Saved entries
..............................
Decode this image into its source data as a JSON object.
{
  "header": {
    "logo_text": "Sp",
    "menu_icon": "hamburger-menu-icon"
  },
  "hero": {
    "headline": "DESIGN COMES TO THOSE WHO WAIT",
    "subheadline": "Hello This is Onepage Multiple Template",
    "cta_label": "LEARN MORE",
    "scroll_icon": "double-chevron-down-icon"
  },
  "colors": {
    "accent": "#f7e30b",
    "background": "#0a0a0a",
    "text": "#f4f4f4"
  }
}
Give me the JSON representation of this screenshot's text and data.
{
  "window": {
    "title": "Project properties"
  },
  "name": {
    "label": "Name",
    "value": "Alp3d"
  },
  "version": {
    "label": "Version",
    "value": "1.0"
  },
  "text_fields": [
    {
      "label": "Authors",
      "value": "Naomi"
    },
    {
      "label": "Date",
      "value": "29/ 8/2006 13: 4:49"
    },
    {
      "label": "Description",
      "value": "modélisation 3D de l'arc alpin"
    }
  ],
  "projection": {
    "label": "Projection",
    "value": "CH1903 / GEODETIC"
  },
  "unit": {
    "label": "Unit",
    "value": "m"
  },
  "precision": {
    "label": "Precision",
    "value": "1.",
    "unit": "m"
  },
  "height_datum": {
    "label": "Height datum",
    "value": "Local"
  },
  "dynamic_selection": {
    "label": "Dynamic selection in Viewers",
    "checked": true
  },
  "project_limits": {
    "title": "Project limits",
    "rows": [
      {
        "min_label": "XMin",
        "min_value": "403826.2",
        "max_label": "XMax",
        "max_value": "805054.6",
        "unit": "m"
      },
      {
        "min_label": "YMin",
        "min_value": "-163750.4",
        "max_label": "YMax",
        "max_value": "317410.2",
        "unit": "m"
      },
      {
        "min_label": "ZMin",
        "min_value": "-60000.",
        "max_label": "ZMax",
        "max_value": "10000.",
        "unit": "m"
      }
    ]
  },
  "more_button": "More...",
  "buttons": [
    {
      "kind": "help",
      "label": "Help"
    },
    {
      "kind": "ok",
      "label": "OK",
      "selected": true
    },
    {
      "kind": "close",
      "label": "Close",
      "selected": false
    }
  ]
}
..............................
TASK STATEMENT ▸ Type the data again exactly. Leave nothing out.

EXERCISE SOLUTION ▸
Decode this image into its source data as a JSON object.
{
  "header": {
    "logo_text": "Sp",
    "menu_icon": "hamburger-menu-icon"
  },
  "hero": {
    "headline": "DESIGN COMES TO THOSE WHO WAIT",
    "subheadline": "Hello This is Onepage Multiple Template",
    "cta_label": "LEARN MORE",
    "scroll_icon": "double-chevron-down-icon"
  },
  "colors": {
    "accent": "#f7e30b",
    "background": "#0a0a0a",
    "text": "#f4f4f4"
  }
}
Give me the JSON representation of this screenshot's text and data.
{
  "window": {
    "title": "Project properties"
  },
  "name": {
    "label": "Name",
    "value": "Alp3d"
  },
  "version": {
    "label": "Version",
    "value": "1.0"
  },
  "text_fields": [
    {
      "label": "Authors",
      "value": "Naomi"
    },
    {
      "label": "Date",
      "value": "29/ 8/2006 13: 4:49"
    },
    {
      "label": "Description",
      "value": "modélisation 3D de l'arc alpin"
    }
  ],
  "projection": {
    "label": "Projection",
    "value": "CH1903 / GEODETIC"
  },
  "unit": {
    "label": "Unit",
    "value": "m"
  },
  "precision": {
    "label": "Precision",
    "value": "1.",
    "unit": "m"
  },
  "height_datum": {
    "label": "Height datum",
    "value": "Local"
  },
  "dynamic_selection": {
    "label": "Dynamic selection in Viewers",
    "checked": true
  },
  "project_limits": {
    "title": "Project limits",
    "rows": [
      {
        "min_label": "XMin",
        "min_value": "403826.2",
        "max_label": "XMax",
        "max_value": "805054.6",
        "unit": "m"
      },
      {
        "min_label": "YMin",
        "min_value": "-163750.4",
        "max_label": "YMax",
        "max_value": "317410.2",
        "unit": "m"
      },
      {
        "min_label": "ZMin",
        "min_value": "-60000.",
        "max_label": "ZMax",
        "max_value": "10000.",
        "unit": "m"
      }
    ]
  },
  "more_button": "More...",
  "buttons": [
    {
      "kind": "help",
      "label": "Help"
    },
    {
      "kind": "ok",
      "label": "OK",
      "selected": true
    },
    {
      "kind": "close",
      "label": "Close",
      "selected": false
    }
  ]
}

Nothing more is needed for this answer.